The raids made headlines just days before Germans voted, causing some to ask if Olaf Scholz was being intentionally smeared
A district court in Osnabrück in Lower Saxony on Thursday officially invalidated search warrants previously granted to public prosecutors last September.
At the time, prosecutors had insisted that Christine Lambrecht — then justice minister, now defense minister — and her Social Democratic colleague Olaf Scholz — then finance minister, now chancellor — were involved in quashing investigations into money laundering by a special unit of Germany's customs agency.
Osnabrück prosecutors claimed that the Finance Intelligence Unit (FIU) at customs — which falls under the aegis of the Federal Finance Ministry — and employees at the Justice and Finance Ministries were intentionally obstructing justice. When the Justice Ministry refused to hand over communications with the Finance Ministry to prosecutors, these sought search warrants.
On Thursday, the district court said that the warrants should not have been granted and that the raids should not have been carried out.
The court called the searches "inappropriate" and "unnecessary," saying there was no urgency to the issue nor was there reason to fear the destruction of evidence.
Prosecutors told the court they had feared "loss of evidence" may occur as a result of departmental turnover after the election.
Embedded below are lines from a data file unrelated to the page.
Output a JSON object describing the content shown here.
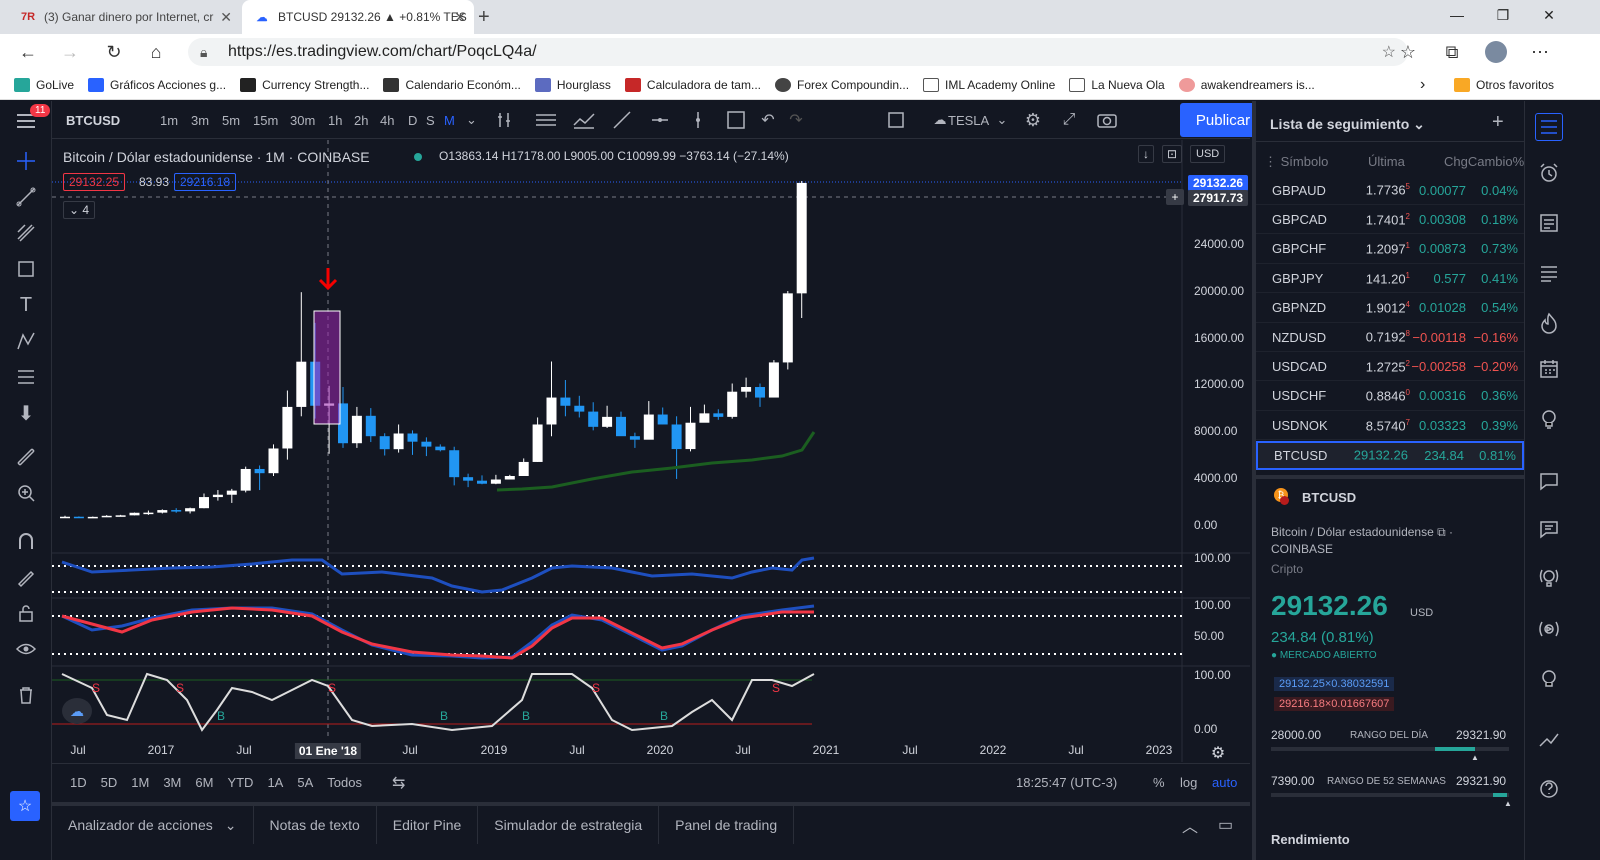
{
  "browser": {
    "tabs": [
      {
        "title": "(3) Ganar dinero por Internet, cr"
      },
      {
        "title": "BTCUSD 29132.26 ▲ +0.81% TES"
      }
    ],
    "url": "https://es.tradingview.com/chart/PoqcLQ4a/",
    "bookmarks": [
      "GoLive",
      "Gráficos Acciones g...",
      "Currency Strength...",
      "Calendario Económ...",
      "Hourglass",
      "Calculadora de tam...",
      "Forex Compoundin...",
      "IML Academy Online",
      "La Nueva Ola",
      "awakendreamers is..."
    ],
    "other_bookmarks": "Otros favoritos",
    "notification_count": "11"
  },
  "toolbar": {
    "symbol": "BTCUSD",
    "intervals": [
      "1m",
      "3m",
      "5m",
      "15m",
      "30m",
      "1h",
      "2h",
      "4h",
      "D",
      "S",
      "M"
    ],
    "active_interval": "M",
    "layout_name": "TESLA",
    "publish_label": "Publicar"
  },
  "chart": {
    "title": "Bitcoin / Dólar estadounidense · 1M · COINBASE",
    "ohlc": {
      "o": "O13863.14",
      "h": "H17178.00",
      "l": "L9005.00",
      "c": "C10099.99",
      "chg": "−3763.14 (−27.14%)"
    },
    "bid": "29132.25",
    "spread": "83.93",
    "ask": "29216.18",
    "indicators_count": "4",
    "currency": "USD",
    "last_price_label": "29132.26",
    "crosshair_price_label": "27917.73",
    "price_ticks": [
      "24000.00",
      "20000.00",
      "16000.00",
      "12000.00",
      "8000.00",
      "4000.00",
      "0.00"
    ],
    "osc1_ticks": [
      "100.00"
    ],
    "osc2_ticks": [
      "100.00",
      "50.00"
    ],
    "osc3_ticks": [
      "100.00",
      "0.00"
    ],
    "x_labels": [
      "Jul",
      "2017",
      "Jul",
      "Jul",
      "2019",
      "Jul",
      "2020",
      "Jul",
      "2021",
      "Jul",
      "2022",
      "Jul",
      "2023"
    ],
    "crosshair_date": "01 Ene '18",
    "signal_s": "S",
    "signal_b": "B",
    "colors": {
      "up": "#ffffff",
      "down": "#2196f3",
      "ma": "#1b5e20",
      "osc_blue": "#1e4fbf",
      "osc_red": "#f23645"
    }
  },
  "chart_data": {
    "type": "candlestick",
    "title": "Bitcoin / Dólar estadounidense · 1M · COINBASE",
    "ylim": [
      0,
      30000
    ],
    "candles_approx": [
      {
        "date": "2016-07",
        "close": 620
      },
      {
        "date": "2017-01",
        "close": 970
      },
      {
        "date": "2017-07",
        "close": 2850
      },
      {
        "date": "2017-12",
        "close": 13863
      },
      {
        "date": "2018-01",
        "close": 10100
      },
      {
        "date": "2018-12",
        "close": 3700
      },
      {
        "date": "2019-06",
        "close": 10800
      },
      {
        "date": "2020-03",
        "close": 6400
      },
      {
        "date": "2020-11",
        "close": 19700
      },
      {
        "date": "2020-12",
        "close": 29132
      }
    ],
    "last": 29132.26
  },
  "range_bar": {
    "ranges": [
      "1D",
      "5D",
      "1M",
      "3M",
      "6M",
      "YTD",
      "1A",
      "5A",
      "Todos"
    ],
    "time": "18:25:47 (UTC-3)",
    "pct": "%",
    "log": "log",
    "auto": "auto"
  },
  "bottom_tabs": [
    "Analizador de acciones",
    "Notas de texto",
    "Editor Pine",
    "Simulador de estrategia",
    "Panel de trading"
  ],
  "watchlist": {
    "title": "Lista de seguimiento",
    "headers": {
      "symbol": "Símbolo",
      "last": "Última",
      "chg": "ChgCambio%"
    },
    "rows": [
      {
        "s": "GBPAUD",
        "l": "1.7736",
        "ls": "5",
        "c": "0.00077",
        "p": "0.04%",
        "pos": true
      },
      {
        "s": "GBPCAD",
        "l": "1.7401",
        "ls": "2",
        "c": "0.00308",
        "p": "0.18%",
        "pos": true
      },
      {
        "s": "GBPCHF",
        "l": "1.2097",
        "ls": "1",
        "c": "0.00873",
        "p": "0.73%",
        "pos": true
      },
      {
        "s": "GBPJPY",
        "l": "141.20",
        "ls": "1",
        "c": "0.577",
        "p": "0.41%",
        "pos": true
      },
      {
        "s": "GBPNZD",
        "l": "1.9012",
        "ls": "4",
        "c": "0.01028",
        "p": "0.54%",
        "pos": true
      },
      {
        "s": "NZDUSD",
        "l": "0.7192",
        "ls": "8",
        "c": "−0.00118",
        "p": "−0.16%",
        "pos": false
      },
      {
        "s": "USDCAD",
        "l": "1.2725",
        "ls": "2",
        "c": "−0.00258",
        "p": "−0.20%",
        "pos": false
      },
      {
        "s": "USDCHF",
        "l": "0.8846",
        "ls": "0",
        "c": "0.00316",
        "p": "0.36%",
        "pos": true
      },
      {
        "s": "USDNOK",
        "l": "8.5740",
        "ls": "7",
        "c": "0.03323",
        "p": "0.39%",
        "pos": true
      },
      {
        "s": "BTCUSD",
        "l": "29132.26",
        "ls": "",
        "c": "234.84",
        "p": "0.81%",
        "pos": true
      }
    ]
  },
  "details": {
    "symbol": "BTCUSD",
    "name": "Bitcoin / Dólar estadounidense",
    "exchange": "COINBASE",
    "type": "Cripto",
    "price": "29132.26",
    "currency": "USD",
    "change": "234.84 (0.81%)",
    "market_status": "MERCADO ABIERTO",
    "bid": "29132.25×0.38032591",
    "ask": "29216.18×0.01667607",
    "day_low": "28000.00",
    "day_label": "RANGO DEL DÍA",
    "day_high": "29321.90",
    "week_low": "7390.00",
    "week_label": "RANGO DE 52 SEMANAS",
    "week_high": "29321.90",
    "performance": "Rendimiento"
  }
}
Nevertheless, the court noted that a prior investigation had already secured documents prosecutors were seeking, and noted that there had been no "indication of misconduct" at the Justice Ministry.
Moreover, the court said prosecutors' actions were disproportionate to their suspicions and that by insisting on pressing ahead regardless, they had significantly "damaged the reputation of the Federal Republic of Germany and its institutions."
Lambrecht's successor at the Justice Ministry, Marco Buschmann, said he welcomed the court's "clear decision," adding, "One can trust the Justice Ministry and the men and women who work there — that is the most important message."
The raids made headlines at the time, putting front-running chancellor candidate Scholz under intense pressure. Scholz, who cruised to election victory, even appeared before investigators days before the vote.
"I used the opportunity to once again explain that the last three years have probably been the best years for beefing up our capabilities in regards to fighting money laundering and terrorist financing," Scholz told reporters after testifying in the Bundestag, the German parliament.
js/fb (AFP, dpa)